Write out the records that follow exactly. Do not include pictures.

(Provided records Opens)

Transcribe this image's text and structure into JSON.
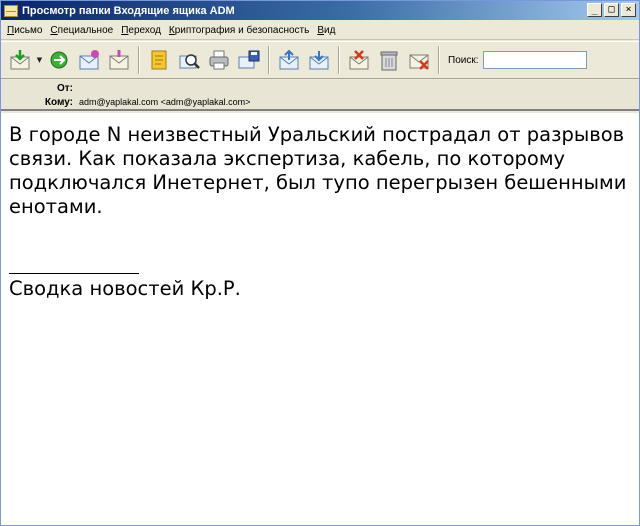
{
  "window": {
    "title": "Просмотр папки Входящие ящика ADM"
  },
  "menu": [
    {
      "accel": "П",
      "rest": "исьмо"
    },
    {
      "accel": "С",
      "rest": "пециальное"
    },
    {
      "accel": "П",
      "rest": "ереход"
    },
    {
      "accel": "К",
      "rest": "риптография и безопасность"
    },
    {
      "accel": "В",
      "rest": "ид"
    }
  ],
  "toolbar": {
    "buttons": [
      "get-mail",
      "forward",
      "reply-all",
      "compose",
      "notes",
      "find",
      "print",
      "save",
      "move-up",
      "move-down",
      "mark-unread",
      "delete",
      "spam"
    ],
    "search_label": "Поиск:",
    "search_value": ""
  },
  "headers": {
    "from_label": "От:",
    "from_value": "",
    "to_label": "Кому:",
    "to_value": "adm@yaplakal.com <adm@yaplakal.com>"
  },
  "message": {
    "body": "В городе N неизвестный Уральский пострадал от разрывов связи. Как показала экспертиза, кабель, по которому подключался Инетернет, был тупо перегрызен бешенными енотами.",
    "signature": "Сводка новостей Кр.Р."
  },
  "colors": {
    "title_start": "#0a246a",
    "title_end": "#a6caf0",
    "chrome": "#ece9d8"
  }
}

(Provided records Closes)

Solution below:
Transcribe this image's text and structure into JSON.
{
  "window": {
    "title": "Просмотр папки Входящие ящика ADM"
  },
  "menu": [
    {
      "accel": "П",
      "rest": "исьмо"
    },
    {
      "accel": "С",
      "rest": "пециальное"
    },
    {
      "accel": "П",
      "rest": "ереход"
    },
    {
      "accel": "К",
      "rest": "риптография и безопасность"
    },
    {
      "accel": "В",
      "rest": "ид"
    }
  ],
  "toolbar": {
    "buttons": [
      "get-mail",
      "forward",
      "reply-all",
      "compose",
      "notes",
      "find",
      "print",
      "save",
      "move-up",
      "move-down",
      "mark-unread",
      "delete",
      "spam"
    ],
    "search_label": "Поиск:",
    "search_value": ""
  },
  "headers": {
    "from_label": "От:",
    "from_value": "",
    "to_label": "Кому:",
    "to_value": "adm@yaplakal.com <adm@yaplakal.com>"
  },
  "message": {
    "body": "В городе N неизвестный Уральский пострадал от разрывов связи. Как показала экспертиза, кабель, по которому подключался Инетернет, был тупо перегрызен бешенными енотами.",
    "signature": "Сводка новостей Кр.Р."
  },
  "colors": {
    "title_start": "#0a246a",
    "title_end": "#a6caf0",
    "chrome": "#ece9d8"
  }
}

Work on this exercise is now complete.